Some cancer researchers are questioning whether clinical trial designs should be updated.
No one would argue the current design of clinical trials in the United States isn’t a big improvement over history, since early experiments in medicine involved unscientific and inefficient methods for assigning patients to treatments.
“Up until about 60 years ago—when the randomized trial came into existence—the standards in medical research were shoddy at best,” says Donald Berry, PhD, chairman of the department of biostatistics at M.D. Anderson Cancer Center in Houston. “Information was collected by anecdote and superstition more than science.”
But some leading cancer researchers find current designs outdated. “It’s clear the current designs are inadequate, particularly in cancers in which we desperately need to make progress more rapidly,” says Francis Giles, MD, chief of developmental therapeutics within the department of leukemia at M.D. Anderson. “We certainly can do better.”
The statistical method used almost exclusively to design and monitor clinical trials is called the frequentist method. These trials include a set number of patients randomized to one of two or more treatment groups and is conducted for a pre-determined length of time, with results assessed at select endpoints. “But at the end of these trials, you usually wish you had done something different,” says Dr. Berry.
Drs. Berry and Giles believe Bayesian trials—studies that allow for changes in the trial as it progresses—are a major step forward. The concept is certainly not new, having been named after the Reverend Thomas Bayes, a Presbyterian minister and mathematician, who outlined the method in an article published in 1763. In a Bayesian-based trial, the study adapts to statistical information created during the course of the trial. Before the trial starts, investigators design a flow chart of actions if certain events become statistically dominant.
“In Bayesian trials, you have to consider all the possibilities ahead of time and plan for alternatives,” explains Dr. Berry, who wrote about the Bayesian method in the January 2006 issue of Nature Reviews Drug Discovery. For example, if it becomes statistically clear that one treatment group is having more success, fewer new patients are recruited into the less-favorable group and those currently in that group can switch or choose another study altogether. Similarly, if a treatment appears to be superior at a particular dose, other doses are phased out. And if serious toxicity arises in a treatment, patients migrate to another treatment or dose. By declaring a success or failure earlier, Dr. Berry says the result is more likely to be statistically accurate. Frequentist trials almost never use information accrued during the trial to affect the course of the study.
Dr. Berry says the traditional trial method has had enormous and appropriate impacts in medical research. “I don’t want to lose that, but there are problems with it.” So far, more than 200 Bayesian-based clinical trials have been proposed or conducted at M.D. Anderson, and other researchers are embracing the concept, including the Cancer and Leukemia Group B research group.

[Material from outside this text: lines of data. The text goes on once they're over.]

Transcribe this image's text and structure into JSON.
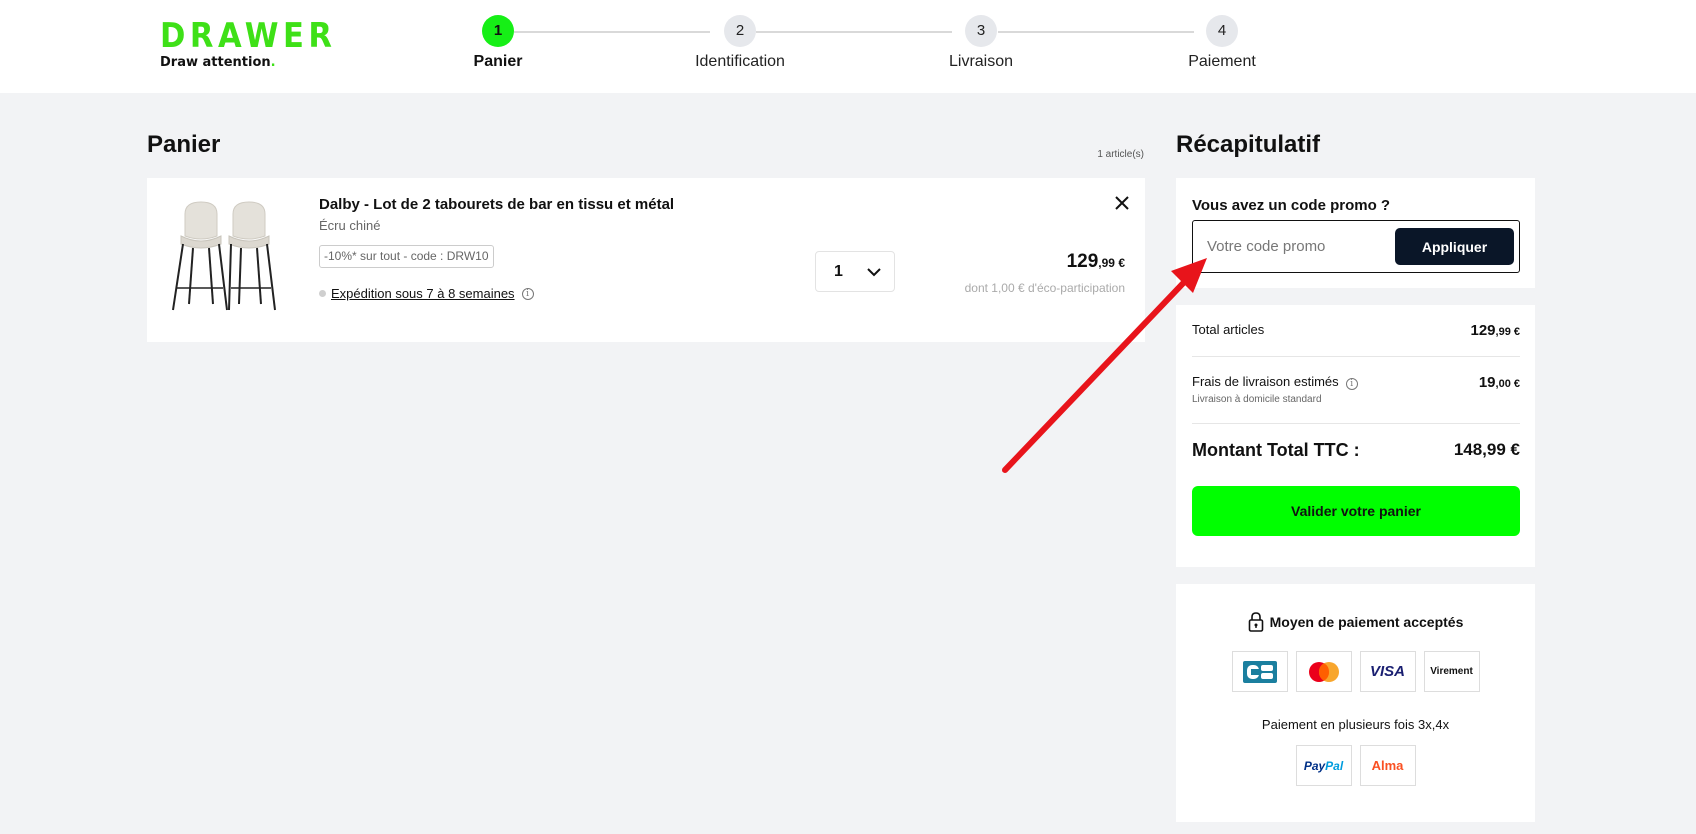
{
  "brand": {
    "name": "DRAWER",
    "tagline": "Draw attention",
    "tagline_dot": ".",
    "color": "#3ee017"
  },
  "steps": [
    {
      "number": "1",
      "label": "Panier",
      "active": true
    },
    {
      "number": "2",
      "label": "Identification",
      "active": false
    },
    {
      "number": "3",
      "label": "Livraison",
      "active": false
    },
    {
      "number": "4",
      "label": "Paiement",
      "active": false
    }
  ],
  "cart": {
    "title": "Panier",
    "count_label": "1 article(s)",
    "item": {
      "name": "Dalby - Lot de 2 tabourets de bar en tissu et métal",
      "variant": "Écru chiné",
      "promo_chip": "-10%* sur tout - code : DRW10",
      "shipping": "Expédition sous 7 à 8 semaines",
      "quantity": "1",
      "price_int": "129",
      "price_dec": ",99 €",
      "eco": "dont 1,00 € d'éco-participation"
    }
  },
  "summary": {
    "title": "Récapitulatif",
    "promo_question": "Vous avez un code promo ?",
    "promo_placeholder": "Votre code promo",
    "apply_label": "Appliquer",
    "total_articles_label": "Total articles",
    "total_articles_int": "129",
    "total_articles_dec": ",99 €",
    "shipping_label": "Frais de livraison estimés",
    "shipping_sub": "Livraison à domicile standard",
    "shipping_int": "19",
    "shipping_dec": ",00 €",
    "grand_total_label": "Montant Total TTC :",
    "grand_total_value": "148,99 €",
    "validate_label": "Valider votre panier"
  },
  "payment": {
    "title": "Moyen de paiement acceptés",
    "methods": [
      "CB",
      "Mastercard",
      "VISA",
      "Virement"
    ],
    "multi_text": "Paiement en plusieurs fois 3x,4x",
    "multi_methods": [
      "PayPal",
      "Alma"
    ]
  },
  "colors": {
    "accent_green": "#00ff00",
    "dark_button": "#0a1628",
    "annotation_arrow": "#e8141b"
  }
}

While the Food and Drug Administration accepts Bayesian-based clinical trials when assessing the safety and efficacy of new medical devices, only one drug—the heart medication Pravigard PAC—has ever been approved based on the Bayesian approach. But movements are afoot at the FDA for using these study designs for drug approvals.
Janet Woodcock, MD, the FDA’s deputy commissioner for operations, says the FDA believes Bayesian approaches should be incorporated into clinical trial design for drug testing because of the targeted therapy boom. “The trial approaches we use now are probably not the best ones for the new science we are bringing to cancer.” She points to Tarceva (erlotinib) and Iressa (gefitinib), both of which treat lung cancer, as examples. “We put patients into a study and find that 10 percent benefit. But we don’t know which 10 percent. What we want to do is figure out in advance who benefits and not expose those who don’t.”
An important missing link, she says, is the availability of diagnostic tests that can tell in advance of therapy what cancer pathways are active in a particular patient’s disease. “We [at the FDA] do not want to be a roadblock, but if we don’t have the tools to know who can benefit from a drug, we will not be able to approve new drugs,” says Dr. Woodcock.
“I see no rationale to further delay moving to these designs,” says Dr. Giles, who is currently involved in eight Bayesian-based leukemia studies. “They are more ethical, more patient-friendly, more conserving of resources, more statistically desirable. I think the next big issue is to get the FDA to accept them as the basis for new drug approvals.”